Since our previous reviews on Pokde.net we know that DOTA 2 would not fully utilized the GPU core unless we play at 4K. Playing DOTA2 with this card was never supposed to be a problem at all.
Same case for CS:GO, the GPU only hit full usage when we game at 4K. If you’re planning to buy a GeForce GTX 1070 for these games, I recommended you to play at 4K.
We’re still waiting to play Battlefield 1 but let’s stick with our time-tested Battlefield 4 benchmark first. Playing Battlefield 4 at 1080p and 1440p is not a problem at all for the ROG STRIX GTX 1070 8GB. Starting at 4K, you may want to lower some settings so you can enjoy a smooth average 60 fps.

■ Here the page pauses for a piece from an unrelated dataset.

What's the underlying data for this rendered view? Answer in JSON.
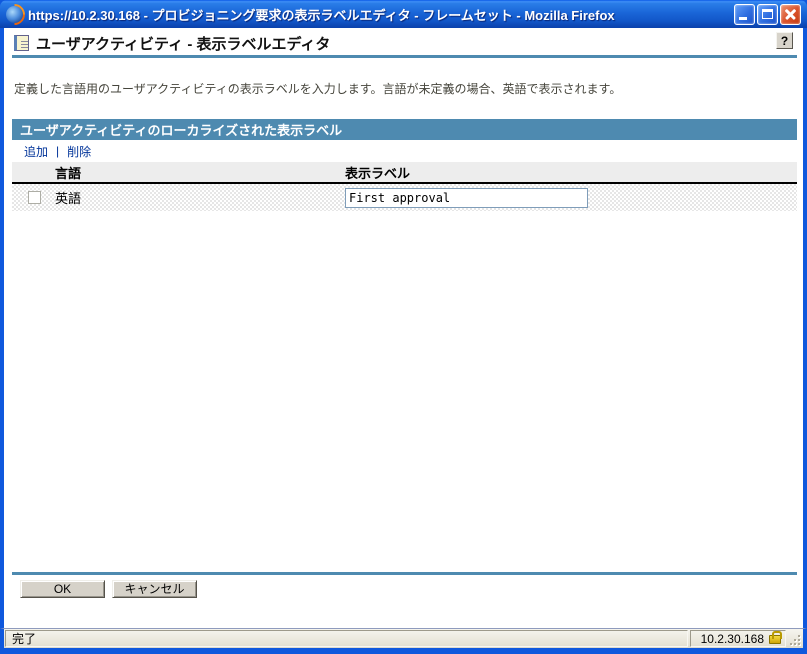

You will only enjoy a great gaming experience on the Witcher 3 when you play at 1080p. At 1440p, playing with NVIDIA Hairworks on is not that smooth at all. You will need to turn off NVIDIA Hairworks and anti-aliasing too for smoother gameplay. But if your monitor features NVIDIA G-Sync technology than this is a total non-issue.
NON-OC Versus OC
For the sake of a good review, let me put up a comparison chart between the OC and NON-OC cards. I chose to compare the results at 1440p as you can see the difference more clearly. Aside from the power consumption, frame rate wise the cards are pretty much on par with each other.
How far can this card go without increasing any voltages? I managed to get an extra 84 MHz on the core clock and 480 MHz on the memory clocks, effectively giving me around a performance gain of around 5%. After that it can’t really go much higher with the limitations on the overclocking features.
The ASUS ROG STRIX GeForce GTX 1070 8GB performance might be slightly than the OC version. It does consume less power though. By choosing the ASUS ROG STRIX GeForce GTX 1070 8GB, you pay around RM100 less, while also sacrificing some overclocking features. For me the non-OC is still an excellent option for those who are looking for great performance and lower power consumption figures. But for those who are looking for overclocking excitement, the OC version is the one to go for as it has better overclocking headroom. The ASUS ROG STRIX GeForce GTX 1070 8GB is a great card and despite the weaker overclocking capabilities, it still deserves our Gold Pokdeward.
You can get the ASUS ROG STRIX GeForce GTX 1070 8GB at most online retailers for around RM2399 to RM2499 depending on the seller and promotions.